On December 5, Cox sought a court-approved abortion due to Trisomy 18, a fetal condition with a high likelihood of miscarriage, stillbirth, or death of the infant within the first year. Texas imposes criminal penalties for abortion after cardiac activity is detected.

Cox’s doctors told her that her pregnancy would likely not survive to birth and that if it does, her baby would be stillborn or survive for only minutes, hours, or days, according to the Center for Reproductive Rights complaint filed in state court.

Facing complications and pain, Cox went to three emergency rooms in the last month, where doctors said she had to wait until her baby died inside her or carry the pregnancy to term, which would force her to undergo a third c-section only to watch her baby suffer until death.

Because undergoing a third c-section will affect her fertility and health, Cox sought an injunction against Texas, blocking enforcement of the state’s abortion bans against her. A Texas judge granted her request, issuing a temporary restraining order to allow the abortion.

The judge, Maya Guerra Gamble, agreed with Cox’s lawyers that an abortion was necessary.

“The idea that Ms. Cox wants desperately to be pregnant, and this law might actually cause her to lose that ability, is shocking, and would be a genuine miscarriage of justice,” she said.

Texas Attorney General Ken Paxton has other ideas. He sent a letter to three Houston-area hospitals threatening legal action against anyone involved in the abortion process. (Whether sending such a letter violates the terms of Gamble’s order is an open question.)

Paxton also asked the Texas Supreme Court to intervene, and it did late December 8. Without addressing the merits of the case, the court froze the order pursuant to an administrative stay, blocking Cox from getting the abortion she desperately needs.

Texas special counsel Johnathan Stone argued that Cox doesn’t meet all of the requirements for a medical exception and that an injunction would change the law from a “reasonable medical judgment” standard to a subjective “good faith judgment” standard.

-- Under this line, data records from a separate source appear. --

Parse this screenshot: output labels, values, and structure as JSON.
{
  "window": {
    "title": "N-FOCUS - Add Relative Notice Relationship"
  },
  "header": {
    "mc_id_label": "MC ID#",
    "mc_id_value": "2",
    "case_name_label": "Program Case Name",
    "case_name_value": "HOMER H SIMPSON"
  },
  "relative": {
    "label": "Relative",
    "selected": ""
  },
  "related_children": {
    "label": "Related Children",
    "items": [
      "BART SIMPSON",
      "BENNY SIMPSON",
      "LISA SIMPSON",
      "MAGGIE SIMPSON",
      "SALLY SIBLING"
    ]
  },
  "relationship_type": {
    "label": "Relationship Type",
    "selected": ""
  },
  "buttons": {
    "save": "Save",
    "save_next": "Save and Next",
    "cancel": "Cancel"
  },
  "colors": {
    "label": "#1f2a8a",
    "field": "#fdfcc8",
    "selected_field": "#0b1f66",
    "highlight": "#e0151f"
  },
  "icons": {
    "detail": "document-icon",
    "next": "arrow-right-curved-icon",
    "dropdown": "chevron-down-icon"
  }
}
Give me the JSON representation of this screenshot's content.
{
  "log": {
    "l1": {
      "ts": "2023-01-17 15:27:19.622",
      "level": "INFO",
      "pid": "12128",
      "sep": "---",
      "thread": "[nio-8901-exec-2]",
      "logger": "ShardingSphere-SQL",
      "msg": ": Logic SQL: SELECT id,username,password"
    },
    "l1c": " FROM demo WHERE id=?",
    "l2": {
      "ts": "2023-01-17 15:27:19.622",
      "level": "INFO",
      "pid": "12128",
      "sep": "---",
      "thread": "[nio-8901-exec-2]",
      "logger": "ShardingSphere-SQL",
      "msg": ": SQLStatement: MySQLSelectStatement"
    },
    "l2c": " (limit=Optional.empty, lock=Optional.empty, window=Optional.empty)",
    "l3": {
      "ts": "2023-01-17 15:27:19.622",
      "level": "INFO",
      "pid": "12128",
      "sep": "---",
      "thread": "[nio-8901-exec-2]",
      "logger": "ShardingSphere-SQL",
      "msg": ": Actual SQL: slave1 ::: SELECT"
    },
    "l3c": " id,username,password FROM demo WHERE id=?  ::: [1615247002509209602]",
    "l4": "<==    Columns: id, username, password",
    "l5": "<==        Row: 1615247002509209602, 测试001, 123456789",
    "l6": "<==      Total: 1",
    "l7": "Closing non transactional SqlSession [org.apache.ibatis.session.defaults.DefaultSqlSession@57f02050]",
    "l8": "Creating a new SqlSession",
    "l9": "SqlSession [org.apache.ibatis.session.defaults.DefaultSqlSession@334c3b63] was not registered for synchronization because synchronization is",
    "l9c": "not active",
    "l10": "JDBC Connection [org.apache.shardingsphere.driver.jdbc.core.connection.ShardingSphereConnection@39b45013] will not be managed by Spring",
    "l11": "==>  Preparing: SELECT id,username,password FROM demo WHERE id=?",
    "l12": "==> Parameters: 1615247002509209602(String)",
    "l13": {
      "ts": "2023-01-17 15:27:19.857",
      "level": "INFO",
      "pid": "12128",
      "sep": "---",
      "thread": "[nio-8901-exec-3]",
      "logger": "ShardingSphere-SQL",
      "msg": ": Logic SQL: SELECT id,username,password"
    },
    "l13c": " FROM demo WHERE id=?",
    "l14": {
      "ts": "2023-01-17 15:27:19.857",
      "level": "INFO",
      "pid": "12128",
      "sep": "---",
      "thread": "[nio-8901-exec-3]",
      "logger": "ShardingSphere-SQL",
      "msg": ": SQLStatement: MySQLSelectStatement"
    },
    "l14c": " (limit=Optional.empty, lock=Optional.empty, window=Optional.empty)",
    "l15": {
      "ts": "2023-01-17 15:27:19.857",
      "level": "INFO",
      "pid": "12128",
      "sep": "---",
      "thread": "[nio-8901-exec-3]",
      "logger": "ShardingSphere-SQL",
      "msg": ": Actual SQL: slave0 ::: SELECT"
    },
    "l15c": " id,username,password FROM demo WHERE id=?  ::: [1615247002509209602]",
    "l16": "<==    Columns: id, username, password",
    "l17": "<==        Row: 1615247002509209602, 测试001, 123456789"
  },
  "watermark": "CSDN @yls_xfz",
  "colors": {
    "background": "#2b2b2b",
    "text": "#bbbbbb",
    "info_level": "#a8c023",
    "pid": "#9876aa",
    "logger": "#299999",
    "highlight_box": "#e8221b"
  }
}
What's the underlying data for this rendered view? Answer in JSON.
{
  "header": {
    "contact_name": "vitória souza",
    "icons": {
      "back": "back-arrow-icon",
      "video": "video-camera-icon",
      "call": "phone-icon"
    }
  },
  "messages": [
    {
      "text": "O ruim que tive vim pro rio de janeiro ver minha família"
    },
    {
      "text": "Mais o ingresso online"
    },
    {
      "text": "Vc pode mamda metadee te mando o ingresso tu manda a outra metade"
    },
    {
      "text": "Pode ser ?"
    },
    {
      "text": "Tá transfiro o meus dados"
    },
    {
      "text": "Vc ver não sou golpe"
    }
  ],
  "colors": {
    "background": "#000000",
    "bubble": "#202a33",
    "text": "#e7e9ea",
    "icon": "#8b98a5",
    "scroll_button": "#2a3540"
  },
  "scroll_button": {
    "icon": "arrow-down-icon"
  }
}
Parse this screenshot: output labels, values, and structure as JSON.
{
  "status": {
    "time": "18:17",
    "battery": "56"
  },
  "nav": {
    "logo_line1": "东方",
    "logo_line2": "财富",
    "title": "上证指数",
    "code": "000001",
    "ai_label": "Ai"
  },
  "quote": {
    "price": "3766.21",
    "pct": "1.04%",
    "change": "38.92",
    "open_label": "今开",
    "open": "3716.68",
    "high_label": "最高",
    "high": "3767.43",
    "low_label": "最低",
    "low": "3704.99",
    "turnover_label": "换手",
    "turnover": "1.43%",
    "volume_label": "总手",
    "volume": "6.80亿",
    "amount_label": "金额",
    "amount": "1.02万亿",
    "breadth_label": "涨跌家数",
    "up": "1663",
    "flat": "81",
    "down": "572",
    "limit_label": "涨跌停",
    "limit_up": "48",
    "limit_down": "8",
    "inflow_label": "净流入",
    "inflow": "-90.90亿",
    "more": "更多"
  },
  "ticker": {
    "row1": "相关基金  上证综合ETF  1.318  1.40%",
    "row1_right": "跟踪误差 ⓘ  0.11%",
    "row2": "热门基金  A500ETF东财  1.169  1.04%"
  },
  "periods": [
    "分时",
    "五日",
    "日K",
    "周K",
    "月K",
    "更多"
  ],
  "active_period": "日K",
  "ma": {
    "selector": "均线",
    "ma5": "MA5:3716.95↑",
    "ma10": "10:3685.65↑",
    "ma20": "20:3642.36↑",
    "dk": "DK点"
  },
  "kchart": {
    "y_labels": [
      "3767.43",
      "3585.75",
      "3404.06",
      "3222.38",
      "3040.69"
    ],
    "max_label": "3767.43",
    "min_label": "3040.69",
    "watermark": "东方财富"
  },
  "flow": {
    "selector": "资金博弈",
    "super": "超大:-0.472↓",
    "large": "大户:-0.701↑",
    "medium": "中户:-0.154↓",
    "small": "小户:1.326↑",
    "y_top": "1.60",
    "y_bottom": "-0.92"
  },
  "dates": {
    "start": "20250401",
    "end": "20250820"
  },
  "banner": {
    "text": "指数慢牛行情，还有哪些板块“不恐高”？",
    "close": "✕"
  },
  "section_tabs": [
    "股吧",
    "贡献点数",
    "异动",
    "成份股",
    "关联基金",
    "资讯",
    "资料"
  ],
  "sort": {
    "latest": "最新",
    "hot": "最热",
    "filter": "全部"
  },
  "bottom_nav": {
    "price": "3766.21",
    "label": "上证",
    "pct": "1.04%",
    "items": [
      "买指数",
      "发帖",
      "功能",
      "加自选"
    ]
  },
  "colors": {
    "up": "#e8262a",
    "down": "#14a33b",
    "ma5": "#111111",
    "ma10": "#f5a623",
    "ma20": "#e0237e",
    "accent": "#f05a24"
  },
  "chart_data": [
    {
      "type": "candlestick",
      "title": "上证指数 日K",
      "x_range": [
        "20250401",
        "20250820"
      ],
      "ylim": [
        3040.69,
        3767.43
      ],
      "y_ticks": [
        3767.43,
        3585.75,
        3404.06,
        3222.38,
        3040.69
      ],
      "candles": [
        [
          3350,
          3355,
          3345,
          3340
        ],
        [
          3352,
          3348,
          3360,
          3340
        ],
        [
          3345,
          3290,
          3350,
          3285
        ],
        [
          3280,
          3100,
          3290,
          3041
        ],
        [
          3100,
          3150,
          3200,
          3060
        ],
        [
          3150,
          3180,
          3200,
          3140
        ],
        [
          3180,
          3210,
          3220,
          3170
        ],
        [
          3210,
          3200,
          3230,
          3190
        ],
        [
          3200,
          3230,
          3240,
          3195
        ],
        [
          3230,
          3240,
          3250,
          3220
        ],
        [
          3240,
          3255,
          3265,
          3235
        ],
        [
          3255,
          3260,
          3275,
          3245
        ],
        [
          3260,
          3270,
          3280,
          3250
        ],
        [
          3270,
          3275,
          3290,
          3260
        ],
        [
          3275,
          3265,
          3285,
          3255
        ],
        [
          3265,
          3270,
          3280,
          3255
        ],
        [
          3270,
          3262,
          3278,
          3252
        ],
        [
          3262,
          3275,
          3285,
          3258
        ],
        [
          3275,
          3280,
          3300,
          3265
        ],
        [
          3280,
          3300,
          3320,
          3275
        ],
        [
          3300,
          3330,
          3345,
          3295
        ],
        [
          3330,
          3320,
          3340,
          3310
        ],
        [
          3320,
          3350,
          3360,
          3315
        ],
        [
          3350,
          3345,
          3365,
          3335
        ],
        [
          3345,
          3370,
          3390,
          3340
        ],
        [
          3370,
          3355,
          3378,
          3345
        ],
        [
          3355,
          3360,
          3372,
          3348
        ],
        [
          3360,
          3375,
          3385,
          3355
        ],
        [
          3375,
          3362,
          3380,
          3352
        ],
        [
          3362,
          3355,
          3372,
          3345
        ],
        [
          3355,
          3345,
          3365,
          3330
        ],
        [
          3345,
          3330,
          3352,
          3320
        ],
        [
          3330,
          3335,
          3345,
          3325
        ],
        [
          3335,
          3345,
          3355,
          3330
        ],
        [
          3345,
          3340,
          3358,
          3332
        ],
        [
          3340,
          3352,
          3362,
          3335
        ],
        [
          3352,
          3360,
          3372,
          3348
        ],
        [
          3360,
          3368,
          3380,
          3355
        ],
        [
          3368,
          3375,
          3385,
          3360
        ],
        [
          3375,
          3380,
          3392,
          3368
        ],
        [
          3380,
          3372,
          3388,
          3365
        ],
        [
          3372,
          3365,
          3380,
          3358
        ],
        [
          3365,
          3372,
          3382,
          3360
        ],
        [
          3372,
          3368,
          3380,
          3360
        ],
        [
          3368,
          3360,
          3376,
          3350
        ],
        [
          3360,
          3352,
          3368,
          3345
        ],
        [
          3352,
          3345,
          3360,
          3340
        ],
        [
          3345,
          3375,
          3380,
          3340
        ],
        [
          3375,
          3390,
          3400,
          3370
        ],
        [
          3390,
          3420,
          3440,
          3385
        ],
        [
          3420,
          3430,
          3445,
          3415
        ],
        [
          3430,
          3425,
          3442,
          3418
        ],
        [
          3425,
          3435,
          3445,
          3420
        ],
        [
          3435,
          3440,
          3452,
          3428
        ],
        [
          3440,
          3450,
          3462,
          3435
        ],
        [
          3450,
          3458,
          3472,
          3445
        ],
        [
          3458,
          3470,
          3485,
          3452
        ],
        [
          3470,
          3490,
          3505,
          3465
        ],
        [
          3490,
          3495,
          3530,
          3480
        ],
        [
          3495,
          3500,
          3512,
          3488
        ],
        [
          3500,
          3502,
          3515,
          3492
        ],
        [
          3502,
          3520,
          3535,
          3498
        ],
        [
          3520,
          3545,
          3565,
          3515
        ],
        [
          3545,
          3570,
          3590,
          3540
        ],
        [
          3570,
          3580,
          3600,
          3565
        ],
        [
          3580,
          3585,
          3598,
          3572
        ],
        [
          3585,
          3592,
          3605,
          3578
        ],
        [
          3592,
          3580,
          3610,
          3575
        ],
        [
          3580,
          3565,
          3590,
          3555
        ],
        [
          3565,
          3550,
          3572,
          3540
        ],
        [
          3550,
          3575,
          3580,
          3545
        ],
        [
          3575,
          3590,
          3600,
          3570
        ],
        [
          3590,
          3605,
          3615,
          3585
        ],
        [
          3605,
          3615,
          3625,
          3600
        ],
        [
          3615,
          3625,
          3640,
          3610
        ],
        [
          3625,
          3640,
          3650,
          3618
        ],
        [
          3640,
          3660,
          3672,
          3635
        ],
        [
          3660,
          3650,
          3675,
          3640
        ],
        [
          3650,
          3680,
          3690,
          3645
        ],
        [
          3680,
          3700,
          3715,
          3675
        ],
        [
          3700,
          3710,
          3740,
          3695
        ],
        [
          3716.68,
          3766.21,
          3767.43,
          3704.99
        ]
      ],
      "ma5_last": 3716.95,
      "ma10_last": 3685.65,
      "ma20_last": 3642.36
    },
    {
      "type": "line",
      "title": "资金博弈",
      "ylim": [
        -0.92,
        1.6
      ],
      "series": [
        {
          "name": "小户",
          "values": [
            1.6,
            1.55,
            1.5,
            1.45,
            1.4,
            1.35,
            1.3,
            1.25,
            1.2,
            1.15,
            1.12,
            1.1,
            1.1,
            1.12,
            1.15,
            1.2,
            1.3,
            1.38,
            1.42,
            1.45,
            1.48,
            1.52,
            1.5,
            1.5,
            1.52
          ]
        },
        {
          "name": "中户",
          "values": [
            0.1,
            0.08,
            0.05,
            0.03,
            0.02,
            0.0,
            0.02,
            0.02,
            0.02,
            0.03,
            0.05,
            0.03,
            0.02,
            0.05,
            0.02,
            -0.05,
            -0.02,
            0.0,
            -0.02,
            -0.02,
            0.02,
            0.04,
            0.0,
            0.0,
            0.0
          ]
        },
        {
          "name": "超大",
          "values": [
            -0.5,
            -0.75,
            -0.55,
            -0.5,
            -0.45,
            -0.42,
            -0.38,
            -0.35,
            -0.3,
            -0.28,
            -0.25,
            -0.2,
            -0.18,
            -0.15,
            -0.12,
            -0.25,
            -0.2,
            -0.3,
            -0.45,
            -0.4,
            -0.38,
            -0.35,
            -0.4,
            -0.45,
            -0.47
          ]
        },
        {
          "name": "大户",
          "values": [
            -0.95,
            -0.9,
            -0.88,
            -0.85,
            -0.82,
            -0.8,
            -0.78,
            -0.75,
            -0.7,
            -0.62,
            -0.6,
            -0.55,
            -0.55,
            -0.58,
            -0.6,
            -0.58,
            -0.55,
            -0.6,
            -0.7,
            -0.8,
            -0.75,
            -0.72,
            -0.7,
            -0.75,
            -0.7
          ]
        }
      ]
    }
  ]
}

The state of Texas doesn’t want doctors making their own judgments about how to care for their patients. They’d prefer to use a reasonable medical judgment standard and then turn to anti-choice OB-GYNS to establish the standard of reasonableness.

This article was adapted from a thread.